Print the data again, exactly.

§

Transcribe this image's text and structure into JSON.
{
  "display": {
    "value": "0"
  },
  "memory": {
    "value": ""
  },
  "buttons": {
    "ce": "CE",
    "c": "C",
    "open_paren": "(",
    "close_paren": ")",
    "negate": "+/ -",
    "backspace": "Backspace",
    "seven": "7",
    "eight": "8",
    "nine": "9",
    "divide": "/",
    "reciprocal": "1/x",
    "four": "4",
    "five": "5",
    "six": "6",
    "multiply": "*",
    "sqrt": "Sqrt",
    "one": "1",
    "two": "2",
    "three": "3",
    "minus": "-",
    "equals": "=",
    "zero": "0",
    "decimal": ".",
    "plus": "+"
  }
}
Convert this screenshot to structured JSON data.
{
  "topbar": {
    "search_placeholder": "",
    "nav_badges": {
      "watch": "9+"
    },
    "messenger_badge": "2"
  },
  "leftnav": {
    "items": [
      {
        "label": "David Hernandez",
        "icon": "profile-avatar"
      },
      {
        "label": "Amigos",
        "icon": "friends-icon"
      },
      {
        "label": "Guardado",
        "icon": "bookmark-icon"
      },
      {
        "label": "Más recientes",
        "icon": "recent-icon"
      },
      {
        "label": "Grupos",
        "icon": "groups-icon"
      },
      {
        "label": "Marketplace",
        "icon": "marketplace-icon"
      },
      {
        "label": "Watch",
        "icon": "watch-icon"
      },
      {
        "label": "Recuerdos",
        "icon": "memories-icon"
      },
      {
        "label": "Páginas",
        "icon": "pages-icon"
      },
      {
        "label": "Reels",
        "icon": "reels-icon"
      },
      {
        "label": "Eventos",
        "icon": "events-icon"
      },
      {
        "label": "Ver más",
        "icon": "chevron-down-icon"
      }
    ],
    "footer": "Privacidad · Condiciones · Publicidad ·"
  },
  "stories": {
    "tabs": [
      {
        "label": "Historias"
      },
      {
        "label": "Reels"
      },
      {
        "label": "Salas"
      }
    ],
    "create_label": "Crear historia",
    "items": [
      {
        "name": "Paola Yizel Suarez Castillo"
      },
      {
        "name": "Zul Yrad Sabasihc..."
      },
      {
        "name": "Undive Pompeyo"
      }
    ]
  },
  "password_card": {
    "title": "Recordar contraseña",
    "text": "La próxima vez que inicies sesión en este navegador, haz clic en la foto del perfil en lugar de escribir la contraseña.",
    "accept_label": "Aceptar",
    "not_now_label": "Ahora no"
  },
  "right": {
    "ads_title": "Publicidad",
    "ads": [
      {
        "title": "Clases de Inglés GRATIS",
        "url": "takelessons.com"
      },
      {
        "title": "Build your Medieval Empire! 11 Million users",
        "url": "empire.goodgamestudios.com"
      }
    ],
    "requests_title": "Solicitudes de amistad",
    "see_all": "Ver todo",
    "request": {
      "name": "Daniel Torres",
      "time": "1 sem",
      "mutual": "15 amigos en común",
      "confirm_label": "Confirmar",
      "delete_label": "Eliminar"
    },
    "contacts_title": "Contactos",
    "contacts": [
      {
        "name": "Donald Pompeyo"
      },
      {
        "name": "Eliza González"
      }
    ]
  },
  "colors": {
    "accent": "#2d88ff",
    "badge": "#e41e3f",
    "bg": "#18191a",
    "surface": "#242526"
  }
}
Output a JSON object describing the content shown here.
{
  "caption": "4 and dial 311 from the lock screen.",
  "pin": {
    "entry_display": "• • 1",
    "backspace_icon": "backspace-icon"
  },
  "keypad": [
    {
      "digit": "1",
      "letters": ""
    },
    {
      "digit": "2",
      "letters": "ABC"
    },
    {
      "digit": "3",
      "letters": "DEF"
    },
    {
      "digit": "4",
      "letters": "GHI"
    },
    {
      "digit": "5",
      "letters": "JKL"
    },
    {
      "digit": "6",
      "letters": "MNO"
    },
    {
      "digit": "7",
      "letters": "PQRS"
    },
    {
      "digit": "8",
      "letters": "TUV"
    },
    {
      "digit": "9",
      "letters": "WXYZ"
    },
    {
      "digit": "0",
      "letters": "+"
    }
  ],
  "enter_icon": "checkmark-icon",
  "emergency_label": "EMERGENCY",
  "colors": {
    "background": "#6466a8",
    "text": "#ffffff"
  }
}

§

**FINISHED EXERCISE**
Transcribe this image's text and structure into JSON.
{
  "display": {
    "value": "0"
  },
  "memory": {
    "value": ""
  },
  "buttons": {
    "ce": "CE",
    "c": "C",
    "open_paren": "(",
    "close_paren": ")",
    "negate": "+/ -",
    "backspace": "Backspace",
    "seven": "7",
    "eight": "8",
    "nine": "9",
    "divide": "/",
    "reciprocal": "1/x",
    "four": "4",
    "five": "5",
    "six": "6",
    "multiply": "*",
    "sqrt": "Sqrt",
    "one": "1",
    "two": "2",
    "three": "3",
    "minus": "-",
    "equals": "=",
    "zero": "0",
    "decimal": ".",
    "plus": "+"
  }
}
Convert this screenshot to structured JSON data.
{
  "topbar": {
    "search_placeholder": "",
    "nav_badges": {
      "watch": "9+"
    },
    "messenger_badge": "2"
  },
  "leftnav": {
    "items": [
      {
        "label": "David Hernandez",
        "icon": "profile-avatar"
      },
      {
        "label": "Amigos",
        "icon": "friends-icon"
      },
      {
        "label": "Guardado",
        "icon": "bookmark-icon"
      },
      {
        "label": "Más recientes",
        "icon": "recent-icon"
      },
      {
        "label": "Grupos",
        "icon": "groups-icon"
      },
      {
        "label": "Marketplace",
        "icon": "marketplace-icon"
      },
      {
        "label": "Watch",
        "icon": "watch-icon"
      },
      {
        "label": "Recuerdos",
        "icon": "memories-icon"
      },
      {
        "label": "Páginas",
        "icon": "pages-icon"
      },
      {
        "label": "Reels",
        "icon": "reels-icon"
      },
      {
        "label": "Eventos",
        "icon": "events-icon"
      },
      {
        "label": "Ver más",
        "icon": "chevron-down-icon"
      }
    ],
    "footer": "Privacidad · Condiciones · Publicidad ·"
  },
  "stories": {
    "tabs": [
      {
        "label": "Historias"
      },
      {
        "label": "Reels"
      },
      {
        "label": "Salas"
      }
    ],
    "create_label": "Crear historia",
    "items": [
      {
        "name": "Paola Yizel Suarez Castillo"
      },
      {
        "name": "Zul Yrad Sabasihc..."
      },
      {
        "name": "Undive Pompeyo"
      }
    ]
  },
  "password_card": {
    "title": "Recordar contraseña",
    "text": "La próxima vez que inicies sesión en este navegador, haz clic en la foto del perfil en lugar de escribir la contraseña.",
    "accept_label": "Aceptar",
    "not_now_label": "Ahora no"
  },
  "right": {
    "ads_title": "Publicidad",
    "ads": [
      {
        "title": "Clases de Inglés GRATIS",
        "url": "takelessons.com"
      },
      {
        "title": "Build your Medieval Empire! 11 Million users",
        "url": "empire.goodgamestudios.com"
      }
    ],
    "requests_title": "Solicitudes de amistad",
    "see_all": "Ver todo",
    "request": {
      "name": "Daniel Torres",
      "time": "1 sem",
      "mutual": "15 amigos en común",
      "confirm_label": "Confirmar",
      "delete_label": "Eliminar"
    },
    "contacts_title": "Contactos",
    "contacts": [
      {
        "name": "Donald Pompeyo"
      },
      {
        "name": "Eliza González"
      }
    ]
  },
  "colors": {
    "accent": "#2d88ff",
    "badge": "#e41e3f",
    "bg": "#18191a",
    "surface": "#242526"
  }
}
Output a JSON object describing the content shown here.
{
  "caption": "4 and dial 311 from the lock screen.",
  "pin": {
    "entry_display": "• • 1",
    "backspace_icon": "backspace-icon"
  },
  "keypad": [
    {
      "digit": "1",
      "letters": ""
    },
    {
      "digit": "2",
      "letters": "ABC"
    },
    {
      "digit": "3",
      "letters": "DEF"
    },
    {
      "digit": "4",
      "letters": "GHI"
    },
    {
      "digit": "5",
      "letters": "JKL"
    },
    {
      "digit": "6",
      "letters": "MNO"
    },
    {
      "digit": "7",
      "letters": "PQRS"
    },
    {
      "digit": "8",
      "letters": "TUV"
    },
    {
      "digit": "9",
      "letters": "WXYZ"
    },
    {
      "digit": "0",
      "letters": "+"
    }
  ],
  "enter_icon": "checkmark-icon",
  "emergency_label": "EMERGENCY",
  "colors": {
    "background": "#6466a8",
    "text": "#ffffff"
  }
}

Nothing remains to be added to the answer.